by Giovanni Zani, Stephen A. Butterfill and Jason Low

---Royal Society Open Science 7(1), pp. 1-14
--- links: [pdf] external [doi: 10.1098/rsos.191167]


Anticipatory looking on mindreading tasks can indicate our expectation of an agent's action. The challenge is that social situations are often more complex, involving instances where we need to track an agent's false belief to successfully identify the outcome to which an action is directed. If motor processes can guide how action goals are understood, it is conceivable—where that kind of goal ascription occurs in false-belief tasks—for motor representations to account for someone's belief-like state. Testing adults (N = 42) in a real-time interactive helping scenario, we discovered that participants' early mediolateral motor activity (leftwards–rightwards leaning on balance board) foreshadowed the agent's belief-based action preparation. These results suggest fast belief-tracking can modulate motor representations generated in the course of one's interaction with an agent. While adults' leaning, and anticipatory looking, revealed the contribution of fast false-belief tracking, participants did not correct the agent's mistake in their final helping action. These discoveries suggest that adults may not necessarily use another's belief during overt social interaction or find reflecting on another's belief as being normatively relevant to one's own choice of action.

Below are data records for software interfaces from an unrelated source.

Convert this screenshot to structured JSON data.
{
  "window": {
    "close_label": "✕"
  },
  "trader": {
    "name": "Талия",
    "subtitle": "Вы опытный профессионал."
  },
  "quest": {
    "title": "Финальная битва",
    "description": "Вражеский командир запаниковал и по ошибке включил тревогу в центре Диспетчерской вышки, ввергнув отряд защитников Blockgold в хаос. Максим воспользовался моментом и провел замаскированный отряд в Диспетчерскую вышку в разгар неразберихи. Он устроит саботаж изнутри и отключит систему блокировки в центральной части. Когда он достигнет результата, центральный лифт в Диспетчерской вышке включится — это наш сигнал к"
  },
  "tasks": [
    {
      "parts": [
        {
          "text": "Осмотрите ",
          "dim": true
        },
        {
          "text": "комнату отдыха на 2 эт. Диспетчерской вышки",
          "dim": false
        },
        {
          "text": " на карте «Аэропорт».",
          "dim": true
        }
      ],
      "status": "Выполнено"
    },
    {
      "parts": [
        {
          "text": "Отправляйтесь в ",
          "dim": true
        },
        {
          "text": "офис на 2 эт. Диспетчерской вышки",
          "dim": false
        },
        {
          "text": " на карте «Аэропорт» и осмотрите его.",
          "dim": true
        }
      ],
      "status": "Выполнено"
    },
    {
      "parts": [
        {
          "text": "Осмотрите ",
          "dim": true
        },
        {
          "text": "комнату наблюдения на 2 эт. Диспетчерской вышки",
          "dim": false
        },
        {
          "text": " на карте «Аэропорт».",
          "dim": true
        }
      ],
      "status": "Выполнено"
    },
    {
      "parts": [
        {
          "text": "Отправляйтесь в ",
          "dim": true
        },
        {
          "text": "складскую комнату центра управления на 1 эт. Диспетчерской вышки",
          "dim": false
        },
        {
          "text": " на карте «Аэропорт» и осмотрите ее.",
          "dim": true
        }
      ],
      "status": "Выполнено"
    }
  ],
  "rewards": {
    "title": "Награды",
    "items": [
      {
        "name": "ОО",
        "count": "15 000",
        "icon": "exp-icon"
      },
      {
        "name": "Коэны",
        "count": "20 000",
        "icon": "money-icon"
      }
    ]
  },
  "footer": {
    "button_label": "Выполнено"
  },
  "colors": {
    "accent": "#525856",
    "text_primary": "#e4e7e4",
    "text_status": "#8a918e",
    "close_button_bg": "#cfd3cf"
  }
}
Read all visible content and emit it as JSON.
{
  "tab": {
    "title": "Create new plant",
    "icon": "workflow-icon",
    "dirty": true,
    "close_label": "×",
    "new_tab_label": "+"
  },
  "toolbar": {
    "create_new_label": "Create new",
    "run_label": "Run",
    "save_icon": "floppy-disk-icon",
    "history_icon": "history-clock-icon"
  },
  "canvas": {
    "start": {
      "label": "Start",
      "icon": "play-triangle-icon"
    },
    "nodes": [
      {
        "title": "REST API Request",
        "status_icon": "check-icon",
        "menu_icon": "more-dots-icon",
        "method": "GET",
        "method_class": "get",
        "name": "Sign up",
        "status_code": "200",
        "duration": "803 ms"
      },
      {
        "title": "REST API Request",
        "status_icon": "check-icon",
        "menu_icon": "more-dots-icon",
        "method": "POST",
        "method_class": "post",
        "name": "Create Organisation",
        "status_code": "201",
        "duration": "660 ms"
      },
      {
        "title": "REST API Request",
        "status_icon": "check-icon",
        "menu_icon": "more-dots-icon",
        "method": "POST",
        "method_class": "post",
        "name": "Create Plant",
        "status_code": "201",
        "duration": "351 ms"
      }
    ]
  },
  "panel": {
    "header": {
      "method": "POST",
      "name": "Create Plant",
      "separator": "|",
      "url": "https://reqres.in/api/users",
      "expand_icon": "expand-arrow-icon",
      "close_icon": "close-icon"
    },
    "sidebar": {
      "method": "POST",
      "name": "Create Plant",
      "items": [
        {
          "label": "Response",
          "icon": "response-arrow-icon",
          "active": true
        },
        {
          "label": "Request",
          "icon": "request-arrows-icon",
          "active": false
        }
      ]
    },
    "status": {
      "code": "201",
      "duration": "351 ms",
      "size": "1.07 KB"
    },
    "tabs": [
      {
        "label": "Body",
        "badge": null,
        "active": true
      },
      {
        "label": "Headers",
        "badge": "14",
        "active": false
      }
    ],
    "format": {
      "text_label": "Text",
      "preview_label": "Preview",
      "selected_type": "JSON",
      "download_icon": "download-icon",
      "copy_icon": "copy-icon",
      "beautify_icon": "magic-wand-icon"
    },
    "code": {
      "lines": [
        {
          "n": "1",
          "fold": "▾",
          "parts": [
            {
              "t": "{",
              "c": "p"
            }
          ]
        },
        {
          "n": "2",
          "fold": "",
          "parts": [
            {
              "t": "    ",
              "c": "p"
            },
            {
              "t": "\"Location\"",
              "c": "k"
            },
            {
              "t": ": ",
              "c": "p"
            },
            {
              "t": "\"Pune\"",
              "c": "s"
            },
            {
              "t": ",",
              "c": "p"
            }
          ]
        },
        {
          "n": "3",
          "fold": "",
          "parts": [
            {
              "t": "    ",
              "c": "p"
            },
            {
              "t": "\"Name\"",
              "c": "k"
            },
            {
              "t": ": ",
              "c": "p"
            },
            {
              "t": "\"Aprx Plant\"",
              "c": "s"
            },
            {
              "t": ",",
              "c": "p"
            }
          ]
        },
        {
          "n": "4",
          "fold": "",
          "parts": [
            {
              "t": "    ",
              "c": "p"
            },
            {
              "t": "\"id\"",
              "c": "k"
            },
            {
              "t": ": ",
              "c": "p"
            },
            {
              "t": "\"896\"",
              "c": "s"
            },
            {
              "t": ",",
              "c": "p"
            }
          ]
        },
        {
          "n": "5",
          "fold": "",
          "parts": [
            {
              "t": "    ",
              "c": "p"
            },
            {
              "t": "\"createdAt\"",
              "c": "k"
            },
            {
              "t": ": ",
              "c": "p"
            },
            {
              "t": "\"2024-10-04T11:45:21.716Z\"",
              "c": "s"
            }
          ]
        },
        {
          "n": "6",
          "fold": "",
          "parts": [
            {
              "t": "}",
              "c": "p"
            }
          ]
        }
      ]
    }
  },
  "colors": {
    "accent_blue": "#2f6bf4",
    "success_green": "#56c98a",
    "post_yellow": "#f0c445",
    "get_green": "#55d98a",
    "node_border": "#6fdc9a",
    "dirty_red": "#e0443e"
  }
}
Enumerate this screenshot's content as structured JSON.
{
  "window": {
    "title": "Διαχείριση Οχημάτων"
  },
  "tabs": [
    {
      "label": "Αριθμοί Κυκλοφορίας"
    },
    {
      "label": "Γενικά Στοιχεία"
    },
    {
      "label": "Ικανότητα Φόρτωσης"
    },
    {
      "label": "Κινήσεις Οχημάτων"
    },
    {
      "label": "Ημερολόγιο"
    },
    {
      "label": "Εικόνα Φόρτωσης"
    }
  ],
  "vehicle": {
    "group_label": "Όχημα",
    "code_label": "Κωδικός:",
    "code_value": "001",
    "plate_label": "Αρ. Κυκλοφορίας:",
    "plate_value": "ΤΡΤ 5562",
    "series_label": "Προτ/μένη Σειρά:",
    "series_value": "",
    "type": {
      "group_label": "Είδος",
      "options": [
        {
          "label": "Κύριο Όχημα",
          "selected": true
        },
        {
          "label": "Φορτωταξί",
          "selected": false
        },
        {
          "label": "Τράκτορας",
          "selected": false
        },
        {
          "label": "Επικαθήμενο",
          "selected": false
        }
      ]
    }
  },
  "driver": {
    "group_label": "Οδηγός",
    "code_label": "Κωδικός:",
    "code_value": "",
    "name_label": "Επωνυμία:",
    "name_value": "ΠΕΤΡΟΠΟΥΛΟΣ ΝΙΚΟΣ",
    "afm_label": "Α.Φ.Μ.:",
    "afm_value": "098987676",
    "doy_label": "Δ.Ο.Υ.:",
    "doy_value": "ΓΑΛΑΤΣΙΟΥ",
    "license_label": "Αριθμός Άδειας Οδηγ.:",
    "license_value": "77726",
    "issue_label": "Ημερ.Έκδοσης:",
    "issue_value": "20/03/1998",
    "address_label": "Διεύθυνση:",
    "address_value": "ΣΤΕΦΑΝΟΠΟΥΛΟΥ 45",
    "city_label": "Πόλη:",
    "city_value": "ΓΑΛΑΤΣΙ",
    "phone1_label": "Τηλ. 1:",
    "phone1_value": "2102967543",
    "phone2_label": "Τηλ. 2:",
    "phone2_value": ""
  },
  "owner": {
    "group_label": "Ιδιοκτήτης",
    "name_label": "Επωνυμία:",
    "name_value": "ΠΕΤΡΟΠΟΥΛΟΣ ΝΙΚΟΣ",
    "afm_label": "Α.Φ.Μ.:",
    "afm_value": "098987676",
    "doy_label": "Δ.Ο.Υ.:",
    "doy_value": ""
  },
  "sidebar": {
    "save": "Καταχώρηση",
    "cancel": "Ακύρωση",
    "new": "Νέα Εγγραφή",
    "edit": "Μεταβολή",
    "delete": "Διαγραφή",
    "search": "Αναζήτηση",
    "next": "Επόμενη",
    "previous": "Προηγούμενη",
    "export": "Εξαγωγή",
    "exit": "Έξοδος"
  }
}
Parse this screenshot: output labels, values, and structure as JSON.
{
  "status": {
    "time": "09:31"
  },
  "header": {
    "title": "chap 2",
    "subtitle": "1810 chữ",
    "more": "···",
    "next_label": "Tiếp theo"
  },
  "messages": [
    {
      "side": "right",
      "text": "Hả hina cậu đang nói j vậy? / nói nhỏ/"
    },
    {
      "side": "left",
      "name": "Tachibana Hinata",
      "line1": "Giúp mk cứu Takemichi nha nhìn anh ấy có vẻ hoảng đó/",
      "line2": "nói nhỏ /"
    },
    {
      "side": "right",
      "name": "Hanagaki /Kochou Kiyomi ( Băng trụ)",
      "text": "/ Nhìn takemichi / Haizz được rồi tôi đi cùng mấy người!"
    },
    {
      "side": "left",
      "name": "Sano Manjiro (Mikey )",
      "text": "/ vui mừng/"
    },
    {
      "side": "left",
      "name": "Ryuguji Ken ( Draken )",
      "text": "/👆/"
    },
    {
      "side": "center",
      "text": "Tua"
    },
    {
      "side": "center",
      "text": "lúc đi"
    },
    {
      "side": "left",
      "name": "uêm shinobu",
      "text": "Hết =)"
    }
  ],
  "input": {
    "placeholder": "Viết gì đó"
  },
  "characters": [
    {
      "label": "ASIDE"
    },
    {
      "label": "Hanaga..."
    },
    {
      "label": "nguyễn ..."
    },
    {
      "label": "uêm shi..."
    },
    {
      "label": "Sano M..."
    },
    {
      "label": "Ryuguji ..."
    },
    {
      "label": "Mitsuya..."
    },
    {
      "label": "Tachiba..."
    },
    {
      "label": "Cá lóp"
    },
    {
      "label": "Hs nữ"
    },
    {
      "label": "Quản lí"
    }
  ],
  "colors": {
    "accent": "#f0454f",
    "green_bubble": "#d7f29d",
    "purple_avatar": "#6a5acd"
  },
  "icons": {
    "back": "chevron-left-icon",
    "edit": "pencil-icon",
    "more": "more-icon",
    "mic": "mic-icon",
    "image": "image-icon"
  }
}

Our interactive task design offers a promising way to investigate how motor and mindreading processes may be variously integrated.